Data provided: Begin

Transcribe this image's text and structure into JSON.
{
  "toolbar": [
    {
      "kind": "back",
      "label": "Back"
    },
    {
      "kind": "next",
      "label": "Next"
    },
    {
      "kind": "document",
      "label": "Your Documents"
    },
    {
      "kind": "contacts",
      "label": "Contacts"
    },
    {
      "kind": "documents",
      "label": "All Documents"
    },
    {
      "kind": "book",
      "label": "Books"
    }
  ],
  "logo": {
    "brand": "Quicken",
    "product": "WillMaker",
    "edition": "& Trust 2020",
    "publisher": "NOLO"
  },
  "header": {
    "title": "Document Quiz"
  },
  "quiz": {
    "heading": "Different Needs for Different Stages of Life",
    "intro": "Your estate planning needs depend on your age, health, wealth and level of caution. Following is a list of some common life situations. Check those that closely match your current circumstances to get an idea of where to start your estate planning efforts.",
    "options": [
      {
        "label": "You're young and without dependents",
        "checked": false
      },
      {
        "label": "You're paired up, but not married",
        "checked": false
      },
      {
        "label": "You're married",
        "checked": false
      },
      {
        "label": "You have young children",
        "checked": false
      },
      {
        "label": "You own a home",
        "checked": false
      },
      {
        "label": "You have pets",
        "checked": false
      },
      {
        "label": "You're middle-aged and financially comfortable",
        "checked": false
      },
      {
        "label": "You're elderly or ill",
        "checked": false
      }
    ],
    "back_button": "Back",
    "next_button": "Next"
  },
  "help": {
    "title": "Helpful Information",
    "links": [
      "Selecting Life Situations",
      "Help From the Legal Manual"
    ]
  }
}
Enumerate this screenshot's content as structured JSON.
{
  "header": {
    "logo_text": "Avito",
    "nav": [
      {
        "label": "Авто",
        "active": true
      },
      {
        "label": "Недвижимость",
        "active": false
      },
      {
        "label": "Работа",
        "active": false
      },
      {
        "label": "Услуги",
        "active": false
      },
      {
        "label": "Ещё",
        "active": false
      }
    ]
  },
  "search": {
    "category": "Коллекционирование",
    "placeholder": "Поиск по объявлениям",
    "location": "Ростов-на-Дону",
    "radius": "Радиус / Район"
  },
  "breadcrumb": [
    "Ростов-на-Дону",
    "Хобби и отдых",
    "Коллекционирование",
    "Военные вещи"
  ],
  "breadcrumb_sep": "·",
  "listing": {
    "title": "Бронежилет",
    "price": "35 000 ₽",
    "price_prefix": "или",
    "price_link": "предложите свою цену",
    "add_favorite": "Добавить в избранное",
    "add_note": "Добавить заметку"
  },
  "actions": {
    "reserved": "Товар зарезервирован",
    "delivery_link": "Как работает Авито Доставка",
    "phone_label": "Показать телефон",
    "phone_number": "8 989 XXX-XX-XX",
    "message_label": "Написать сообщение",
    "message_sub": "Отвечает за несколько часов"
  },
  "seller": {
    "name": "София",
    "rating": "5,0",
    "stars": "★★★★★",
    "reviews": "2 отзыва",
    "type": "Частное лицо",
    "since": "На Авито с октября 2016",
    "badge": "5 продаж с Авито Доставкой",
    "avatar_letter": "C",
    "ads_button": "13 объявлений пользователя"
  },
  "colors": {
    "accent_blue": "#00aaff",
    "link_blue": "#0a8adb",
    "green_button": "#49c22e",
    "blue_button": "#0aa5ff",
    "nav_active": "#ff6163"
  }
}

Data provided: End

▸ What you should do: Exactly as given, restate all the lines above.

▸ Written answer:
Transcribe this image's text and structure into JSON.
{
  "toolbar": [
    {
      "kind": "back",
      "label": "Back"
    },
    {
      "kind": "next",
      "label": "Next"
    },
    {
      "kind": "document",
      "label": "Your Documents"
    },
    {
      "kind": "contacts",
      "label": "Contacts"
    },
    {
      "kind": "documents",
      "label": "All Documents"
    },
    {
      "kind": "book",
      "label": "Books"
    }
  ],
  "logo": {
    "brand": "Quicken",
    "product": "WillMaker",
    "edition": "& Trust 2020",
    "publisher": "NOLO"
  },
  "header": {
    "title": "Document Quiz"
  },
  "quiz": {
    "heading": "Different Needs for Different Stages of Life",
    "intro": "Your estate planning needs depend on your age, health, wealth and level of caution. Following is a list of some common life situations. Check those that closely match your current circumstances to get an idea of where to start your estate planning efforts.",
    "options": [
      {
        "label": "You're young and without dependents",
        "checked": false
      },
      {
        "label": "You're paired up, but not married",
        "checked": false
      },
      {
        "label": "You're married",
        "checked": false
      },
      {
        "label": "You have young children",
        "checked": false
      },
      {
        "label": "You own a home",
        "checked": false
      },
      {
        "label": "You have pets",
        "checked": false
      },
      {
        "label": "You're middle-aged and financially comfortable",
        "checked": false
      },
      {
        "label": "You're elderly or ill",
        "checked": false
      }
    ],
    "back_button": "Back",
    "next_button": "Next"
  },
  "help": {
    "title": "Helpful Information",
    "links": [
      "Selecting Life Situations",
      "Help From the Legal Manual"
    ]
  }
}
Enumerate this screenshot's content as structured JSON.
{
  "header": {
    "logo_text": "Avito",
    "nav": [
      {
        "label": "Авто",
        "active": true
      },
      {
        "label": "Недвижимость",
        "active": false
      },
      {
        "label": "Работа",
        "active": false
      },
      {
        "label": "Услуги",
        "active": false
      },
      {
        "label": "Ещё",
        "active": false
      }
    ]
  },
  "search": {
    "category": "Коллекционирование",
    "placeholder": "Поиск по объявлениям",
    "location": "Ростов-на-Дону",
    "radius": "Радиус / Район"
  },
  "breadcrumb": [
    "Ростов-на-Дону",
    "Хобби и отдых",
    "Коллекционирование",
    "Военные вещи"
  ],
  "breadcrumb_sep": "·",
  "listing": {
    "title": "Бронежилет",
    "price": "35 000 ₽",
    "price_prefix": "или",
    "price_link": "предложите свою цену",
    "add_favorite": "Добавить в избранное",
    "add_note": "Добавить заметку"
  },
  "actions": {
    "reserved": "Товар зарезервирован",
    "delivery_link": "Как работает Авито Доставка",
    "phone_label": "Показать телефон",
    "phone_number": "8 989 XXX-XX-XX",
    "message_label": "Написать сообщение",
    "message_sub": "Отвечает за несколько часов"
  },
  "seller": {
    "name": "София",
    "rating": "5,0",
    "stars": "★★★★★",
    "reviews": "2 отзыва",
    "type": "Частное лицо",
    "since": "На Авито с октября 2016",
    "badge": "5 продаж с Авито Доставкой",
    "avatar_letter": "C",
    "ads_button": "13 объявлений пользователя"
  },
  "colors": {
    "accent_blue": "#00aaff",
    "link_blue": "#0a8adb",
    "green_button": "#49c22e",
    "blue_button": "#0aa5ff",
    "nav_active": "#ff6163"
  }
}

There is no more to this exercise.